At AT&T, research scientist Alicia Abella is known as a "change agent," an innovator who is keeping her corporation on the cutting edge of developing new and better ways to help people and companies communicate with each other -- including through innovations in teleconferencing, Web-based solutions and iPhone application-based approaches that increase work efficiency and rapid-response collaboration across the globe.
"We are really trying to enhance the way individuals communicate with each other over distance and time," says Alicia, Executive Director of Innovative Services Research at AT&T Labs where she heads a cadre of researchers and technicians focused on data mining (the practice of searching and analyzing large stores of data for patterns and relationships not previously discovered), user interfaces, mobile services, environmental sustainability and other emerging technologies. "In our work," she says, "we draw upon our lengthy experience in human-computer interaction and our understanding of how technologies --such as social networks -- change the way users interact with each other and with AT&T services."
Alicia earned her Ph.D. in computer science from Columbia University, and her Masters of Science degree from Columbia, and Bachelor of Science from New York University, both in computer science. Although well-known for her technical expertise, Alicia, a first-generation child of Cuban immigrants, is equally recognized for her dedication to helping young students reach their educational objectives, especially serving as a strong advocate for fostering the development of minorities and women in science and engineering.

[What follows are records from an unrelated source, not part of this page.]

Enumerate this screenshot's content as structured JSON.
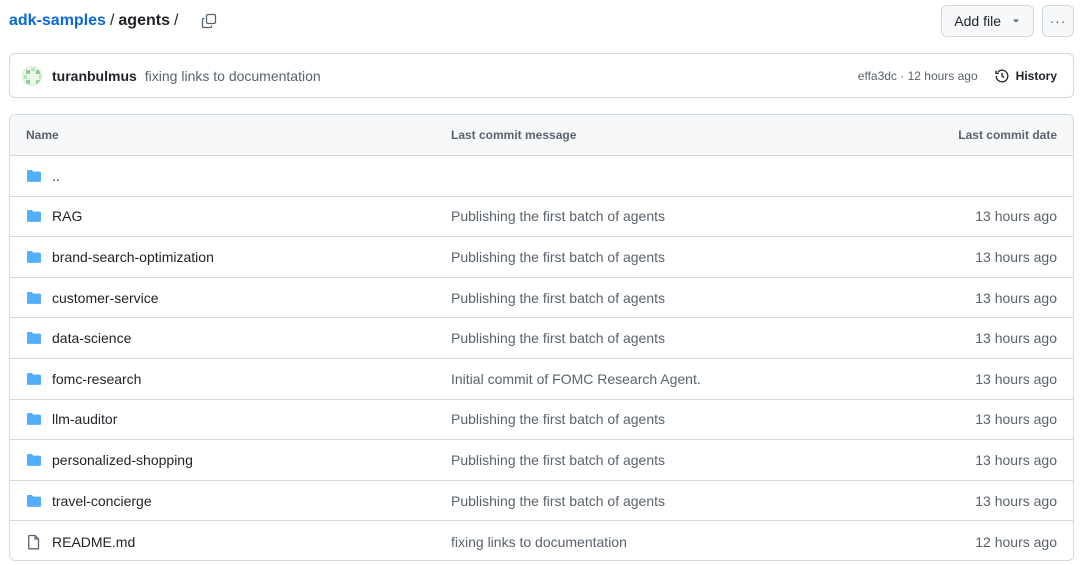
{
  "breadcrumb": {
    "repo": "adk-samples",
    "separator": "/",
    "folder": "agents",
    "trailing_separator": "/"
  },
  "toolbar": {
    "add_file_label": "Add file",
    "more_label": "···"
  },
  "latest_commit": {
    "author": "turanbulmus",
    "message": "fixing links to documentation",
    "meta": "effa3dc · 12 hours ago",
    "history_label": "History"
  },
  "table": {
    "headers": {
      "name": "Name",
      "message": "Last commit message",
      "date": "Last commit date"
    },
    "parent_label": "..",
    "rows": [
      {
        "name": "RAG",
        "type": "folder",
        "message": "Publishing the first batch of agents",
        "date": "13 hours ago"
      },
      {
        "name": "brand-search-optimization",
        "type": "folder",
        "message": "Publishing the first batch of agents",
        "date": "13 hours ago"
      },
      {
        "name": "customer-service",
        "type": "folder",
        "message": "Publishing the first batch of agents",
        "date": "13 hours ago"
      },
      {
        "name": "data-science",
        "type": "folder",
        "message": "Publishing the first batch of agents",
        "date": "13 hours ago"
      },
      {
        "name": "fomc-research",
        "type": "folder",
        "message": "Initial commit of FOMC Research Agent.",
        "date": "13 hours ago"
      },
      {
        "name": "llm-auditor",
        "type": "folder",
        "message": "Publishing the first batch of agents",
        "date": "13 hours ago"
      },
      {
        "name": "personalized-shopping",
        "type": "folder",
        "message": "Publishing the first batch of agents",
        "date": "13 hours ago"
      },
      {
        "name": "travel-concierge",
        "type": "folder",
        "message": "Publishing the first batch of agents",
        "date": "13 hours ago"
      },
      {
        "name": "README.md",
        "type": "file",
        "message": "fixing links to documentation",
        "date": "12 hours ago"
      }
    ]
  },
  "colors": {
    "link": "#0969da",
    "folder": "#54aeff",
    "muted": "#59636e",
    "border": "#d1d9e0"
  }
}
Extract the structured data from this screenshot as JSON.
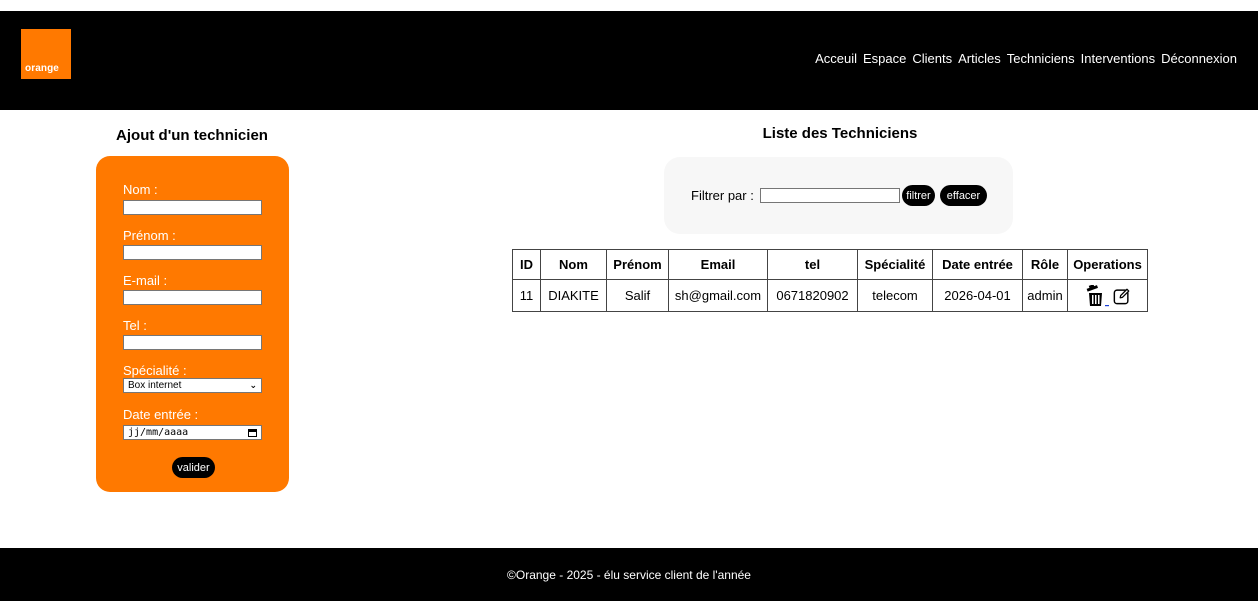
{
  "logo": {
    "text": "orange"
  },
  "nav": [
    "Acceuil",
    "Espace",
    "Clients",
    "Articles",
    "Techniciens",
    "Interventions",
    "Déconnexion"
  ],
  "form": {
    "title": "Ajout d'un technicien",
    "fields": {
      "nom": "Nom :",
      "prenom": "Prénom :",
      "email": "E-mail :",
      "tel": "Tel :",
      "specialite": "Spécialité :",
      "date": "Date entrée :"
    },
    "specialite_value": "Box internet",
    "date_placeholder": "jj/mm/aaaa",
    "submit_label": "valider"
  },
  "list": {
    "title": "Liste des Techniciens",
    "filter_label": "Filtrer par :",
    "filter_button": "filtrer",
    "clear_button": "effacer",
    "columns": [
      "ID",
      "Nom",
      "Prénom",
      "Email",
      "tel",
      "Spécialité",
      "Date entrée",
      "Rôle",
      "Operations"
    ],
    "rows": [
      [
        "11",
        "DIAKITE",
        "Salif",
        "sh@gmail.com",
        "0671820902",
        "telecom",
        "2026-04-01",
        "admin"
      ]
    ]
  },
  "footer": "©Orange - 2025 - élu service client de l'année",
  "colors": {
    "brand": "#ff7900",
    "bar": "#000000"
  }
}
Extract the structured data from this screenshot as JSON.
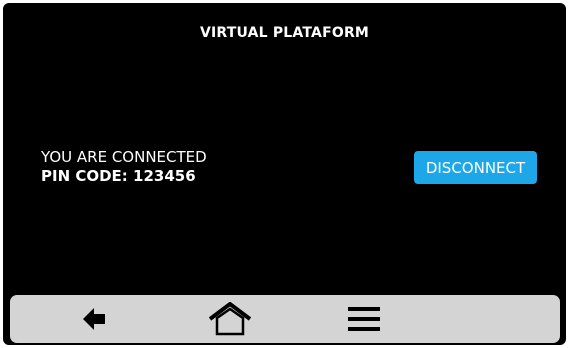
{
  "header": {
    "title": "VIRTUAL PLATAFORM"
  },
  "status": {
    "message": "YOU ARE CONNECTED",
    "pin": "PIN CODE: 123456"
  },
  "actions": {
    "disconnect_label": "DISCONNECT"
  },
  "navbar": {
    "items": [
      {
        "icon": "back-arrow-icon"
      },
      {
        "icon": "home-icon"
      },
      {
        "icon": "menu-icon"
      }
    ]
  },
  "colors": {
    "screen_bg": "#000000",
    "accent": "#1ea7e8",
    "navbar_bg": "#d4d4d4",
    "text": "#ffffff"
  }
}
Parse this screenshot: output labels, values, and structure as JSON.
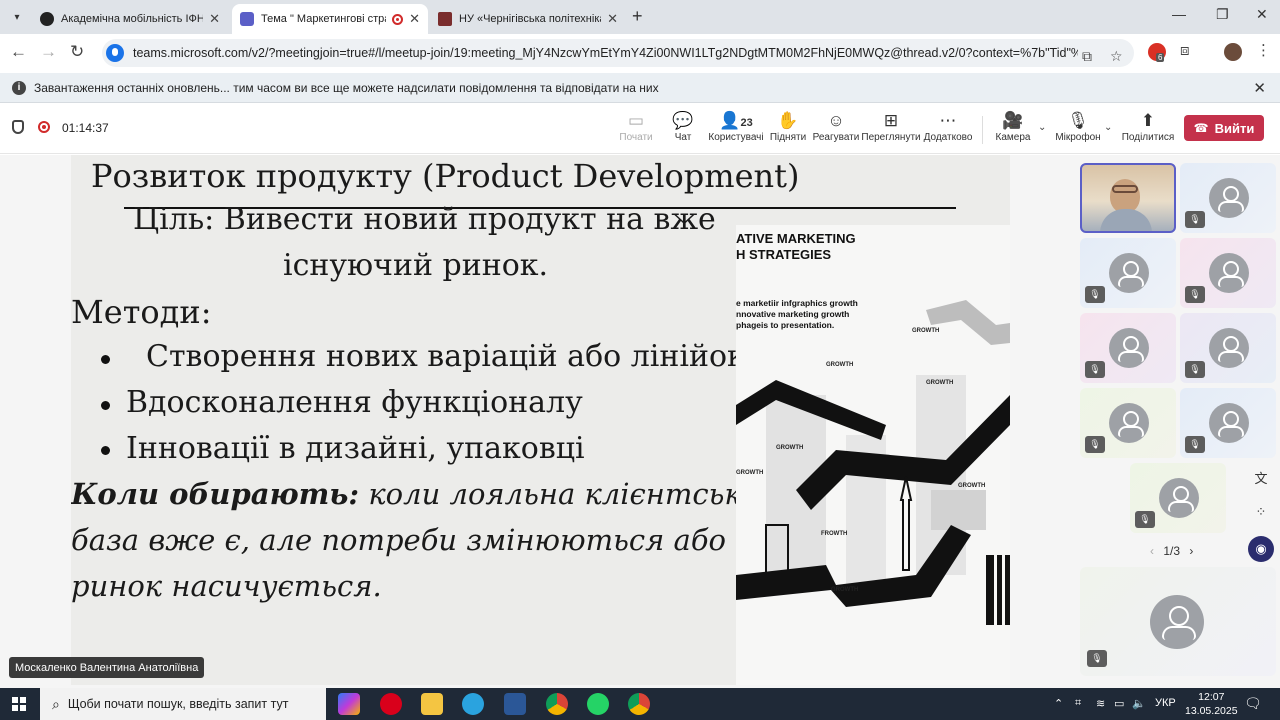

As executive vice president for the Young Science Achievers program, she works intently to bring an interest and excitement in science and engineering to high school-aged women and minority students through a program of mentoring and scientific achievement. She also chairs the AT&T Labs Fellowship program in which she helps encourage, advise and evaluate candidates for a prestigious graduate scholarship from AT&T that is focused on at women and minorities.
What do you feel can be done to spark an interest in science and engineering among women and minority students?
Read more about AT&T sponsored Nifty Fifty program speaker Alicia Abella here.
Hear Alicia discuss her work on CollaboraTV (CTV), a social TV viewing prototype from AT&T.